While sitting there, drinking, and chatting, I happened to “look around” on Amber’s WeChat, an uber popular instant messaging program used in China. I started talking to a Chinese guy (in Chinese) who was within 1km of us and convinced him to come by and say hi. He ended up driving up in a nice SUV, got out, and seemed slightly disappointed that the one who had been typing to him in Chinese for the past hour was me and not Amber Still, we talked for a bit, and surprise! When he left, he sneaked away to the BBQ owner and paid our bill. Thanks, guy!
The next day, the four of us finally did touristy things like go to Wutun Monastery. We had heard rumint of a bus out to the monastery, but quite frankly, a taxi was easier and only a little more expensive. It was a cool, drizzly day, and there wasn’t much happening there.
However, the cool thing wasn’t really the temple–it was the monk and civilian artists in and around the temple. These guys were making tangka, gorgeous Tibetan paintings MADE OF GOLD.
According to the monks we talked to, tangka take MONTHS to paint, and these guys work for 8 or 10 hours a day. The gold-colored paint they use is 94% gold, while the green paint is only 76% gold. A tiny tangka will put you back at least 300RMB. Easy to see why!

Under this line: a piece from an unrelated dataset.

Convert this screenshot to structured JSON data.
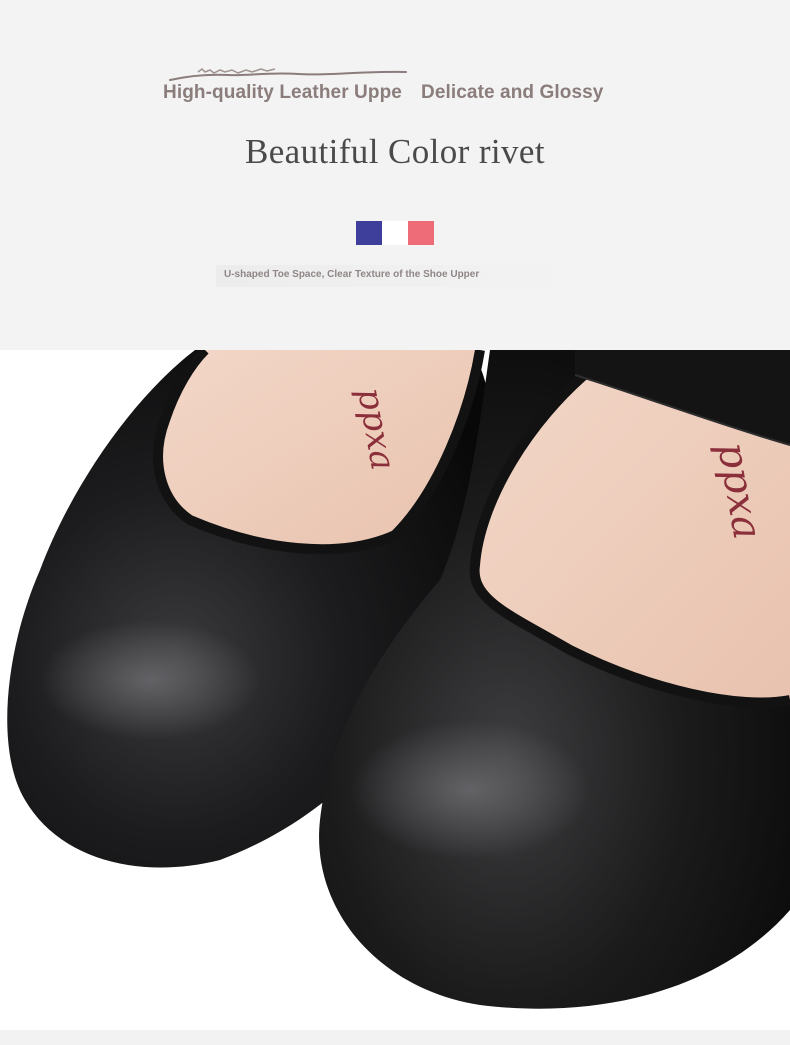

After we walked all the way back to town along a muddy dirt road and almost went deaf from every car passing us that insisted on honking right next to us, we got some delicious lunches of Chinese “casserole,” as the signs said.
The rest of the day was chill, as we went to a tea house for some tea and brews, got ripped off (pretty standard), and watched some Chinese dramas in our hotel room while making up our own dialogue. Another decent travel day, with some spontaneous travel companions!